Controversial though this may sound, the Tories actually want to have another independence referendum. The Tories in question tend to be those in Westminster rather than Holyrood but then when has London ever taken cognisance of a Scottish Tory leader when it comes to the UK’s interests?
That’s perhaps rather unfair in current context but nonetheless, there is planning taking place within Whitehall for the next referendum and it’s time we woke up to that reality.
A senior Scottish Tory strategist was very candid within a closed meeting for professional PR people. In this meeting, he set out three scenarios: 1. Say No (the status quo); 2. Say Yes and repeat 2011-14 process; and 3. Say Yes but make it a condition that the independence settlement is negotiated first so people know what they are voting for.

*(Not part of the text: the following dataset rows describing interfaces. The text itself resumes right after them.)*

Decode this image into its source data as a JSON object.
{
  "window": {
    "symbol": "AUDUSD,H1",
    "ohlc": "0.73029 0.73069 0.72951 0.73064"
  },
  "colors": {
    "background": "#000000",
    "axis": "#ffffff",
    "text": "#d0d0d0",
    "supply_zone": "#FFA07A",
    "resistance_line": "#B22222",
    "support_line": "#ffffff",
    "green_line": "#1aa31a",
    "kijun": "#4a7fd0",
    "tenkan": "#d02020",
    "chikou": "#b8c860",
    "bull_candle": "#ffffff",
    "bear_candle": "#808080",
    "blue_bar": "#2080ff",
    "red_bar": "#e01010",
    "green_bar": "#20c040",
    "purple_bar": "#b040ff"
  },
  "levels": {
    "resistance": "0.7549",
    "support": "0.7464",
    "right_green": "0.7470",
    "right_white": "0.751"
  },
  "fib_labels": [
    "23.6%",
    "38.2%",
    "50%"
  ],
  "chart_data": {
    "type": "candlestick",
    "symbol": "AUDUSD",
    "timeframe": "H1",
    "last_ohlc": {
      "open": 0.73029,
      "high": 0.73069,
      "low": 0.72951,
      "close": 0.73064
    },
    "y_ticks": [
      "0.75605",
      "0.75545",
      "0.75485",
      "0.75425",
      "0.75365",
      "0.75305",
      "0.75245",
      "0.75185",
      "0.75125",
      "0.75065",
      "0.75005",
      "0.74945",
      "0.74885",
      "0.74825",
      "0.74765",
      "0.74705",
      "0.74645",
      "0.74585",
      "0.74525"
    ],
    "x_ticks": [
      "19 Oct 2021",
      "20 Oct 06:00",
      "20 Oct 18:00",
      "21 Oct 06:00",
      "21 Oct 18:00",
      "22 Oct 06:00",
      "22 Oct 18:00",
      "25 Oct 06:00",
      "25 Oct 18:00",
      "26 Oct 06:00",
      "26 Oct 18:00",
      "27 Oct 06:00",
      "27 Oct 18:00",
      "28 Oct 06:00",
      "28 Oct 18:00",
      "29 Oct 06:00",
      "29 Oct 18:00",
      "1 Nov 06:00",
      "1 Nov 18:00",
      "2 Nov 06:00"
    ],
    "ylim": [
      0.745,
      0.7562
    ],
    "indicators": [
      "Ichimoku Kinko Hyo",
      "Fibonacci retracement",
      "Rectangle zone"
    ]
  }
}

Let’s take the first option, keep saying No. Reminiscent of the Rev Ian Paisley, this has a chunk of support from Scottish Tories and haughty Brits like Lord Snooty aka the Leader of the House of Commons, Jacob Rees-Mogg. Westminster is sovereign and the Scots need to know their place. Well we’ve heard it all before and it’s wearing thin, even with the bulk of their supporters. Plus, Tories in England, especially the new North of England intake, are still of the view that Scotland is subsidised and we should cut them loose to take back control of ‘our money’. So, just saying No isn’t a long term strategy.
Allowing a re-run of 2014 is fraught with danger for Unionists. Having won a Brexit referendum on 52%, the case for the settled will to be decided decisively is wearing thin. Better Together is unlikely to make a comeback tour, suggesting that the Nats could win easily. This also plays into the Tories south of the border who frankly like the idea of getting rid of whinging Jocks at the first opportunity.
That brings us to the third and more recently developed option: allow a referendum on UK government terms. There have been rumours that any second referendum would have conditions about who can vote, a minimum turnout, substantial majority, etc., etc. However, the latest wheeze is to suggest that the referendum is based on a negotiated settlement so voters know what they are buying. This is coming from the so-called clever people in the Cabinet Office.
The idea is that pre-referendum, the UK Government plays hardball with the Scottish Government. No BBC. No shared currency. Border posts. Price increases. Project Fear Mark 2 but with bells on. Much of these scares are actually appealing to many Scots but you can see the Tory thinking: frighten the middle ground which has given the Yes side a fillip in recent months a horror future.
Without a renewed case for independence, it could very well work. As each month in Brexit Britain passes, support for re-joining the EU is dropping in England and Wales. Post-EU is not the dreadful state which Remainers threatened, although it is still early days yet. In any case, it’s the perfect retort to Unionists: taking back control from Brussels to London was good for you, now taking back control to Edinburgh will not have the problems you suggest. Not exactly apples and oranges but then it’s all about perception and persuasion. Just how far will Scots chuck the rational choice theory and vote more with the heart than the head?
Final note: the Tory strategist was clear, there will be a referendum in 2023. That is a wake up call to the Nationalist movement. Time to get our arguments in order. Time to re-engage Yes and the maybees-Aye, maybees-Naw brigade. Time also to put differences aside or at least find a way to campaign without fighting each other over issues unrelated to independence!